┌─ SUPPLIED MATERIAL

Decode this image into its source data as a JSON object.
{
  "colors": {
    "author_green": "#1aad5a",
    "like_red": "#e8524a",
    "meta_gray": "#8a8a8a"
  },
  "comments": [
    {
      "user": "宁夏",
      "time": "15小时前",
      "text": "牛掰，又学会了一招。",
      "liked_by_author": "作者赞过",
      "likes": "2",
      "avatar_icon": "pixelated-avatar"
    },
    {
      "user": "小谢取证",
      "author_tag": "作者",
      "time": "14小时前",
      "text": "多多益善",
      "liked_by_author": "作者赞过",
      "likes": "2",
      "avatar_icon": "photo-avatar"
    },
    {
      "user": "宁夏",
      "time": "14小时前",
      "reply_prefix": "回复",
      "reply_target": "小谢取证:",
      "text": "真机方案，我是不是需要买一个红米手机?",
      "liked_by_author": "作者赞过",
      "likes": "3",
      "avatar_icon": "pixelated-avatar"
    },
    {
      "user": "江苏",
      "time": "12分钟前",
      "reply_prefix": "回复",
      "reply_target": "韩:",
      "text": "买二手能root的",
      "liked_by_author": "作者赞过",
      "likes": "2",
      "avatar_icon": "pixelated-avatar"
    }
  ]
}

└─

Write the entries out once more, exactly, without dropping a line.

Decode this image into its source data as a JSON object.
{
  "colors": {
    "author_green": "#1aad5a",
    "like_red": "#e8524a",
    "meta_gray": "#8a8a8a"
  },
  "comments": [
    {
      "user": "宁夏",
      "time": "15小时前",
      "text": "牛掰，又学会了一招。",
      "liked_by_author": "作者赞过",
      "likes": "2",
      "avatar_icon": "pixelated-avatar"
    },
    {
      "user": "小谢取证",
      "author_tag": "作者",
      "time": "14小时前",
      "text": "多多益善",
      "liked_by_author": "作者赞过",
      "likes": "2",
      "avatar_icon": "photo-avatar"
    },
    {
      "user": "宁夏",
      "time": "14小时前",
      "reply_prefix": "回复",
      "reply_target": "小谢取证:",
      "text": "真机方案，我是不是需要买一个红米手机?",
      "liked_by_author": "作者赞过",
      "likes": "3",
      "avatar_icon": "pixelated-avatar"
    },
    {
      "user": "江苏",
      "time": "12分钟前",
      "reply_prefix": "回复",
      "reply_target": "韩:",
      "text": "买二手能root的",
      "liked_by_author": "作者赞过",
      "likes": "2",
      "avatar_icon": "pixelated-avatar"
    }
  ]
}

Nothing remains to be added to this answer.